No other nation in the world has accomplished as much as the US in CO2 reduction, thanks to the shale revolution and the avoidance of the renewables trap.
The United States announced its intentions to withdraw from the Paris climate agreement last year, but still reduced its carbon dioxide emissions more than any other country in the world in 2017. In fact, it was the ninth time in this century that the United States has had the largest reductions in carbon dioxide emissions in the world. U.S. carbon dioxide emissions declined by 0.5 percent or 42 million metric tons in 2017. It was the third consecutive year that carbon dioxide emissions declined in the United States.
Globally, carbon dioxide emissions increased 1.6 percent to 33.4 billion metric tons—an increase of 426 million metric tons. The rate of growth of global carbon dioxide emissions last year was faster than the 1.3 percent average growth rate of the previous 10-year period.
The world largest emitter of carbon dioxide emissions is China, whose emissions increased by 1.6 percent in 2017—by 118 million metric tons, or almost 3 times as much as U.S. emissions were reduced. According to the BP Statistical Review of World Energy, China produces 28 percent of the world’s carbon dioxide emissions. India is the world’s third largest emitter of carbon dioxide and had the second largest increment (93 million metric tons) of carbon dioxide emissions in 2017, more than twice as much an increase as the U.S. reduction. Together, China and India accounted for almost half (212 million metric tons) of the increase in total global carbon dioxide emissions (426 million metric tons) in 2017. The world’s increase in carbon dioxide was more than 10 times the reduction of the United States.
Decarbonization of the Electricity Sector
One of the strategies for reducing carbon dioxide emissions was to decarbonize the generating sector—mainly by reducing coal and increasing renewable energy, particularly wind and solar power. This strategy has been part of the plan for the European Union and for the United States under former President Barack Obama’s Clean Power Plan.
An interesting result from the BP data is that the world has essentially made no progress towards decarbonizing its electricity sector over the last 32 years. In 1985, 36 percent of the world’s electricity was generated from low-carbon sources (hydro, nuclear, renewable energy). In 2017, 33 percent of the world’s electricity was generated from low-carbon sources. Increased generation from non-hydroelectric renewables (solar, wind, biomass) provided only about half of the increase in world electricity demand over the last ten years.
China and India remain large generators of coal-fired electricity, producing 67 percent and 76 percent of their electricity from coal respectively.
The United States made progress in moving toward decarbonization of its generation sector by generating 36 percent of its power in 2017 from non-carbon sources compared to 27 percent in 1985. Non-hydroelectric renewables produced 10 percent of U.S. generation in 2017.

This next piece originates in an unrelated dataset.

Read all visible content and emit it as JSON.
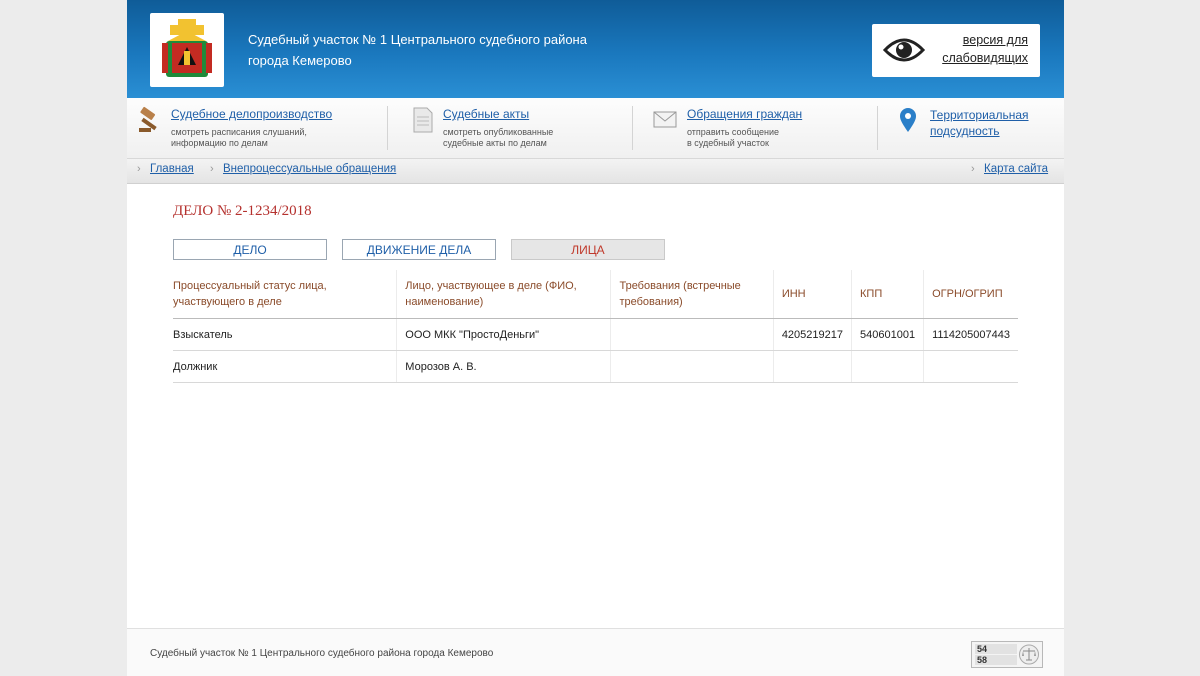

The European Union has also moved toward decarbonization, generating 55 percent of its power from non-carbon sources compared to 40 percent in 1985. In 2017, the European Union generated 20 percent of its electricity from non-hydroelectric renewables. The European Union’s share of global carbon dioxide emissions, however, is only about 10 percent.
France is still generating over 70 percent of its power from nuclear energy. However, other countries, such has Germany and Japan, are moving away from nuclear power. Since 2001, when Germany’s nuclear plants were at their peak performance, Germany reduced its generation from nuclear power by 56 percent. The country has turned to wind and solar power, generating 22 percent of its electricity from those sources and backing them up primarily with coal-fired electricity. Germany produces a higher percentage of its electricity from coal (37 percent) than the United States (31 percent), the world’s largest holder of coal reserves.
Japan’s nuclear power generation was reduced to almost zero in the aftermath of the 2011 tsunami that hit several nuclear power plants. Japan’s nuclear generation is now at just 9 percent of its peak level reached in 1998. To replace the lost nuclear generation, Japan generates some electricity from wind and solar power (almost 7 percent), has increased its production of electricity from gas plants, and continues to use coal for electricity generation.
Global carbon dioxide emissions increased in 2017, despite the Paris Accord—a pact made by almost 200 countries to voluntarily reduce their greenhouse gas emissions. The United States was one of the few countries that decreased its carbon dioxide emissions in 2017. In fact, it had the largest reduction in carbon dioxide emissions. China and India both increased their carbon dioxide emissions, together contributing about half of the increase in the world’s carbon dioxide emissions.
Countries have targeted the generation sector as the most effective means to reduce carbon dioxide emissions, replacing coal-fired generation with renewable energy. However, globally, the generation sector has not made progress in moving toward decarbonization over the past 32 years.